#### Exercise description:
When the string "columnas" is part of a line in the data below, report the whole line.

#### Record set:
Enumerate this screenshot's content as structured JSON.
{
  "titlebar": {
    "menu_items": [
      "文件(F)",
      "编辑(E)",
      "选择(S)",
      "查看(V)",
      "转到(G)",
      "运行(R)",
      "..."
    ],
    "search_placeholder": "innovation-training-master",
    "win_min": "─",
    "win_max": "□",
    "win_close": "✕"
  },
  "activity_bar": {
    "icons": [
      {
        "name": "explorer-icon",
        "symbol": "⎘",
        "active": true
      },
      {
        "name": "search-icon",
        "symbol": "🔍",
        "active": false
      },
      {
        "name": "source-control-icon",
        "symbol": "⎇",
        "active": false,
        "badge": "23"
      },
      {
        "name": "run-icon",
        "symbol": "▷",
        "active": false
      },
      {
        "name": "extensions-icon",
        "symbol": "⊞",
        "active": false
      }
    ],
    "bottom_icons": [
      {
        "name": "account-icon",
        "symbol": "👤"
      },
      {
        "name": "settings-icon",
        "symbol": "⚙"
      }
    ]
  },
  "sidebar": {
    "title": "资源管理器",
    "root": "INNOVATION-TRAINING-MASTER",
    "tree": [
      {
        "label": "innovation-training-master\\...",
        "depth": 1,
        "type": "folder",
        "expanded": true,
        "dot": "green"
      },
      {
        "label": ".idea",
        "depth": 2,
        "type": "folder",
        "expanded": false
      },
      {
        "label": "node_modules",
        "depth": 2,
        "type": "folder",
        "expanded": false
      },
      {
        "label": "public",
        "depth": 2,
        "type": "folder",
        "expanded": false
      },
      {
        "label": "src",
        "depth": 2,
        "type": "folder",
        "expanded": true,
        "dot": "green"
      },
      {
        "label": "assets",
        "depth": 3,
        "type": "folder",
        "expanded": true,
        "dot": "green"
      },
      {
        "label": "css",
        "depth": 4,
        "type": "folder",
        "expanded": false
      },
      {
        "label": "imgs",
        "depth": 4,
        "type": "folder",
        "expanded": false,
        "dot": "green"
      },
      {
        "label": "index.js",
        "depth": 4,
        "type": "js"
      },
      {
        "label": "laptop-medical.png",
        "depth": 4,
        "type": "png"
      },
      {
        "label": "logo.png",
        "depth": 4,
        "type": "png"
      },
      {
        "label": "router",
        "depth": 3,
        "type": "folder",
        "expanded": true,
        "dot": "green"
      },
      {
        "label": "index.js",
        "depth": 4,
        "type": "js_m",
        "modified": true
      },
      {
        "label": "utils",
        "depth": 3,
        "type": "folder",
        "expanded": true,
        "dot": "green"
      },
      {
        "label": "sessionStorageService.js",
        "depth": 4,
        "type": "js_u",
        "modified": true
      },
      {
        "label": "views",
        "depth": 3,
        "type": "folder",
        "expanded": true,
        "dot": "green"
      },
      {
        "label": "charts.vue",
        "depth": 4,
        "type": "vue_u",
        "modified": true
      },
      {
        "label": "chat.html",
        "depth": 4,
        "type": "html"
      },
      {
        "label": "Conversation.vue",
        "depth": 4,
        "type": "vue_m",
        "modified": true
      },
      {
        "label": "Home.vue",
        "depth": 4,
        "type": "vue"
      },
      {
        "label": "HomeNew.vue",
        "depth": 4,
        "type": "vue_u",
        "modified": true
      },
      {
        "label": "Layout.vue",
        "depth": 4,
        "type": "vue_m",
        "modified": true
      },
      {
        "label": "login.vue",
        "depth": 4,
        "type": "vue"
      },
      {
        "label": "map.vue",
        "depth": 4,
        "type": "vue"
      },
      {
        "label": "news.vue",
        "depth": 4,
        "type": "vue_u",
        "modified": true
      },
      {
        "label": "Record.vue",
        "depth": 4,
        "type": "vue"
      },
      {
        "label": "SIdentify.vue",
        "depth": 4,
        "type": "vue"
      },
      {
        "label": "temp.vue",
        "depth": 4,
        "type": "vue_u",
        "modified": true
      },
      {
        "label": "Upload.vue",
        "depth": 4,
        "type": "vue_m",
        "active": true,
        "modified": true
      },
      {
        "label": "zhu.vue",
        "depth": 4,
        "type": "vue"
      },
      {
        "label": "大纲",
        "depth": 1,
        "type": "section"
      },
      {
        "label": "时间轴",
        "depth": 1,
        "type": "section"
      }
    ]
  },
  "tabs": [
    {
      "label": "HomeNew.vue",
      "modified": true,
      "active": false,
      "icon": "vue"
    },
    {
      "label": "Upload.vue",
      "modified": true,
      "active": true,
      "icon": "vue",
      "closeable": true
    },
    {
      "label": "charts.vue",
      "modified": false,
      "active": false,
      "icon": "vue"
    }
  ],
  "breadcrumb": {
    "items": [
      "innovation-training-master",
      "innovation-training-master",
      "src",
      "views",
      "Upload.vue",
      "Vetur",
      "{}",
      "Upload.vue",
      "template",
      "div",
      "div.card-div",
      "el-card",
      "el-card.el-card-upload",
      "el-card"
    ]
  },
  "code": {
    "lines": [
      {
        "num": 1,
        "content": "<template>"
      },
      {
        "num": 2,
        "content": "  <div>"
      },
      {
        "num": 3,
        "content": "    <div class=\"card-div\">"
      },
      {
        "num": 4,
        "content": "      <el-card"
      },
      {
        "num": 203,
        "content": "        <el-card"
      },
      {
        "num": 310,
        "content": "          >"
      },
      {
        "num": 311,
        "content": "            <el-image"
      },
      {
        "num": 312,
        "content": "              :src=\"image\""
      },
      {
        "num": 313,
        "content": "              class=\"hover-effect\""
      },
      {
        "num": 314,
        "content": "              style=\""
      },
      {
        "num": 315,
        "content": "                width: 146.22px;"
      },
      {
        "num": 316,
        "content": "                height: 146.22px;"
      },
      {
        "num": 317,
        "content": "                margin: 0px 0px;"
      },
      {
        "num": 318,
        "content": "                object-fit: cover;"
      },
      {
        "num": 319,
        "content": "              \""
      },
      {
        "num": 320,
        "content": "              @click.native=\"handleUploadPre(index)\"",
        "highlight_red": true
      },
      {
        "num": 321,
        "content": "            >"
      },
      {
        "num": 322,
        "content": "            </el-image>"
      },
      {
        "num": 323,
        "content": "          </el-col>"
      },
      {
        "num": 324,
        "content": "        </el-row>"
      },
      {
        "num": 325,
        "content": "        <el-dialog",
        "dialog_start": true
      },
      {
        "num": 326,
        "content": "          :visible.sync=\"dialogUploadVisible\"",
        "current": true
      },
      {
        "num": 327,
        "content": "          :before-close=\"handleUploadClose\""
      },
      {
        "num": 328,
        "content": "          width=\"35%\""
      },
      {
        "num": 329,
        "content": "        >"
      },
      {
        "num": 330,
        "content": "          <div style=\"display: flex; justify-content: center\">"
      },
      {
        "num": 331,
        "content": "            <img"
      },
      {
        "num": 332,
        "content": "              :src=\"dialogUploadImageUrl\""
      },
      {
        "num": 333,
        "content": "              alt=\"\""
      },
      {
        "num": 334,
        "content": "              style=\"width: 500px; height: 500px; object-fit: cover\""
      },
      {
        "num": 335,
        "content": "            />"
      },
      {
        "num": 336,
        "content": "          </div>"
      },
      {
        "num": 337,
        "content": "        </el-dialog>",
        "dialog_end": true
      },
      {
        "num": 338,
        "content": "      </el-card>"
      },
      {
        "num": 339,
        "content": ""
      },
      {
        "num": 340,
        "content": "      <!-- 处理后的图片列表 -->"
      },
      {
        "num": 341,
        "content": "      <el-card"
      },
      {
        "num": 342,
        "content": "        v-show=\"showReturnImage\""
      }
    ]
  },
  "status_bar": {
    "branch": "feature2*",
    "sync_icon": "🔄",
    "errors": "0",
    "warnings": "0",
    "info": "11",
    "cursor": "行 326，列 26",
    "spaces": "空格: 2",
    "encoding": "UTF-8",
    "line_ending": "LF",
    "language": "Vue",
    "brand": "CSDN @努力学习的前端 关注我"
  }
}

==

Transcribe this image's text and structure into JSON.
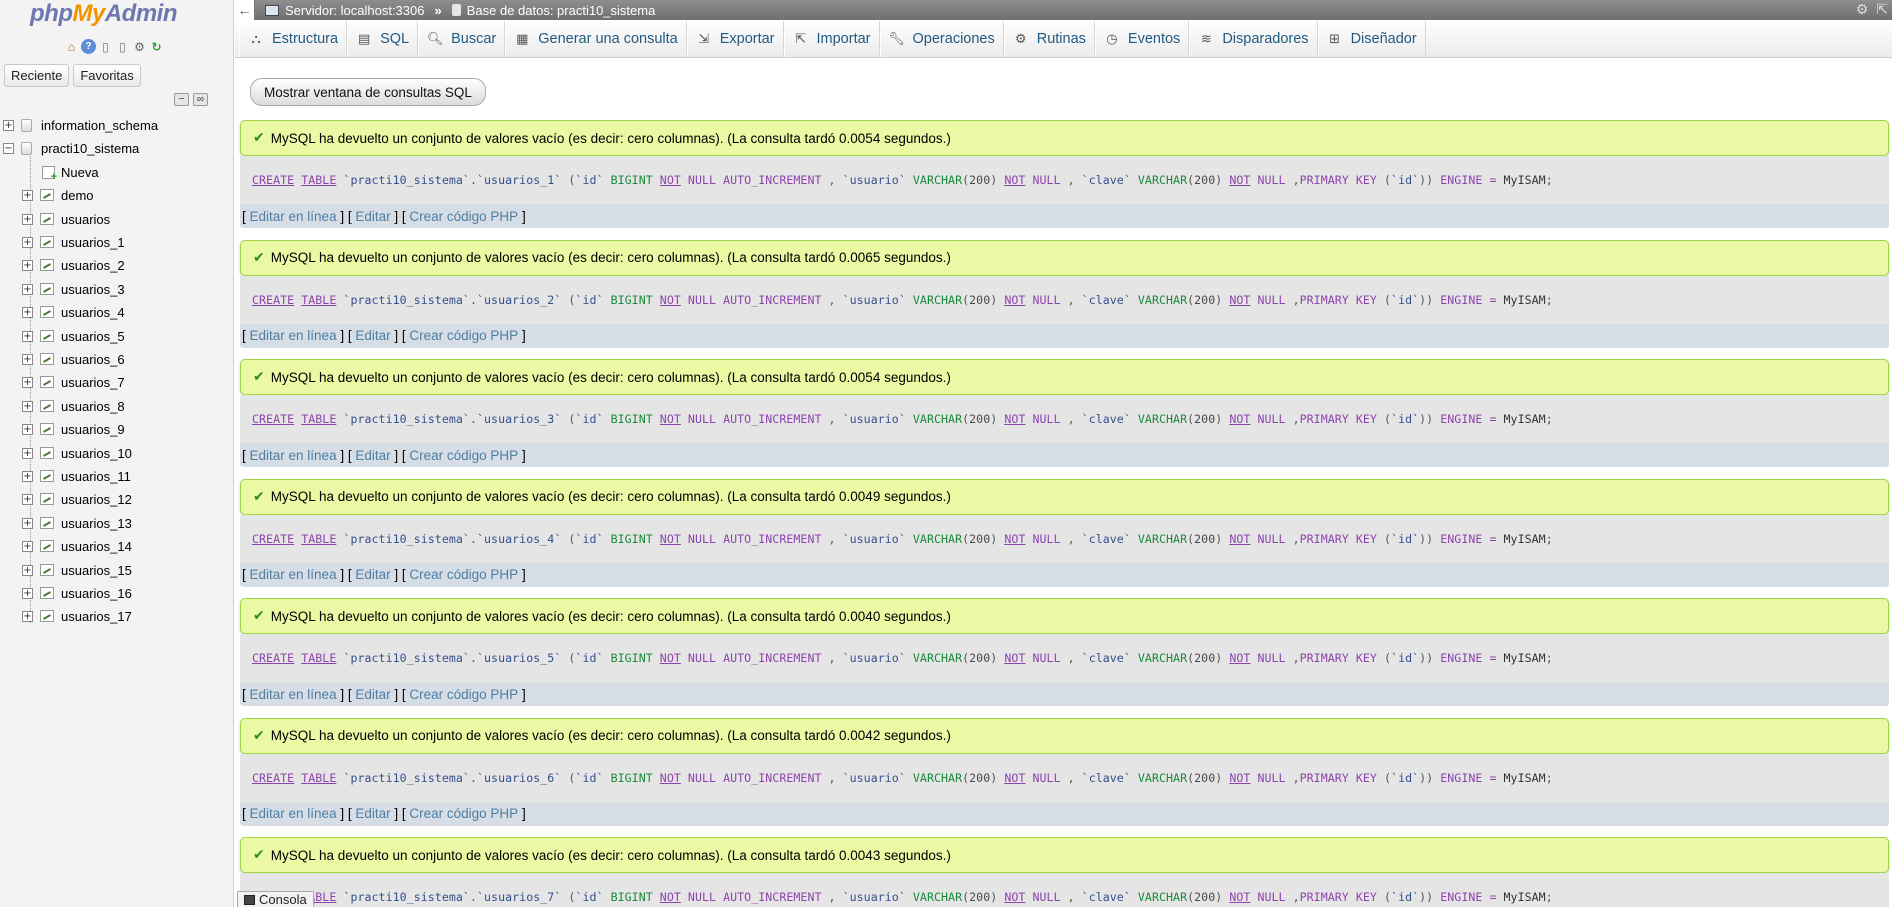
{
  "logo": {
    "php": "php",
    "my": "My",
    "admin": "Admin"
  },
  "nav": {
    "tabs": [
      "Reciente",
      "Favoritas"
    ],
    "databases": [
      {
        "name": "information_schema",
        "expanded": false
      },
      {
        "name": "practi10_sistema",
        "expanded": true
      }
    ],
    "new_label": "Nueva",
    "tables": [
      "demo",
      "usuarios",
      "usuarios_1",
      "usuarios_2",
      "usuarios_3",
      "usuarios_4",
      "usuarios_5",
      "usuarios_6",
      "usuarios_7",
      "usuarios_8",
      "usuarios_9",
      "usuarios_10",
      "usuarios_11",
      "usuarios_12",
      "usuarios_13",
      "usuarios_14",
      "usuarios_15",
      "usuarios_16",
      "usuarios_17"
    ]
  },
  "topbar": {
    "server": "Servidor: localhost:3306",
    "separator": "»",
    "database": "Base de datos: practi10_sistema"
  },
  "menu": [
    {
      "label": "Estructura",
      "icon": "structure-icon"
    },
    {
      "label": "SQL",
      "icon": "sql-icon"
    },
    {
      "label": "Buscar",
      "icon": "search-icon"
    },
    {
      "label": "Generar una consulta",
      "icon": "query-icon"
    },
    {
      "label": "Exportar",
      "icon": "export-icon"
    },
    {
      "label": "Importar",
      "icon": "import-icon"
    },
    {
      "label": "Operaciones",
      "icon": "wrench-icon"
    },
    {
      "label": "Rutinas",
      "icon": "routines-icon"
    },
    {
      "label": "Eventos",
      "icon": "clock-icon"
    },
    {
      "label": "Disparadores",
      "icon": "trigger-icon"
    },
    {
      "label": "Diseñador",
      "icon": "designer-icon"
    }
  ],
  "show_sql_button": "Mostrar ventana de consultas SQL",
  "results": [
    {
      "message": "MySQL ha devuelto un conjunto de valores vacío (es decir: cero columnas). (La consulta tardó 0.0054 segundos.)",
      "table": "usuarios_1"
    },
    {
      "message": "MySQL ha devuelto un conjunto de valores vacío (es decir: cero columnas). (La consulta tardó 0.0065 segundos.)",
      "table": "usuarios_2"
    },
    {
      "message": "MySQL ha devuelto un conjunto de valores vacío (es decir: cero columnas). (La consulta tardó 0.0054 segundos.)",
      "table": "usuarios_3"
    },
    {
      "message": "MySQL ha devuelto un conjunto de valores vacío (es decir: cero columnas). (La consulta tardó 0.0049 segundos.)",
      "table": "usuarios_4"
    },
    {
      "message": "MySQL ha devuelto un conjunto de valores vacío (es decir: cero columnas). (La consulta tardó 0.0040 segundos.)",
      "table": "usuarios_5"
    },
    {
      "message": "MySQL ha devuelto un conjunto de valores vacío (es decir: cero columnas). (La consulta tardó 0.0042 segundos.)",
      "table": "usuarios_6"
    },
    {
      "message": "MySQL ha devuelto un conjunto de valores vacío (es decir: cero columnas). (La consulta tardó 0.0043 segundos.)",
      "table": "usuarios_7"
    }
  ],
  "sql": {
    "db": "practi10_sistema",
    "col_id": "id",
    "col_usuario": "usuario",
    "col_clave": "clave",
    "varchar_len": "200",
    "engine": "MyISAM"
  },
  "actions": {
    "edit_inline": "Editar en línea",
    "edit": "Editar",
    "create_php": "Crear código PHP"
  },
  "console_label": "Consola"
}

#### Exercise solution:
      "message": "MySQL ha devuelto un conjunto de valores vacío (es decir: cero columnas). (La consulta tardó 0.0054 segundos.)",
      "message": "MySQL ha devuelto un conjunto de valores vacío (es decir: cero columnas). (La consulta tardó 0.0065 segundos.)",
      "message": "MySQL ha devuelto un conjunto de valores vacío (es decir: cero columnas). (La consulta tardó 0.0054 segundos.)",
      "message": "MySQL ha devuelto un conjunto de valores vacío (es decir: cero columnas). (La consulta tardó 0.0049 segundos.)",
      "message": "MySQL ha devuelto un conjunto de valores vacío (es decir: cero columnas). (La consulta tardó 0.0040 segundos.)",
      "message": "MySQL ha devuelto un conjunto de valores vacío (es decir: cero columnas). (La consulta tardó 0.0042 segundos.)",
      "message": "MySQL ha devuelto un conjunto de valores vacío (es decir: cero columnas). (La consulta tardó 0.0043 segundos.)",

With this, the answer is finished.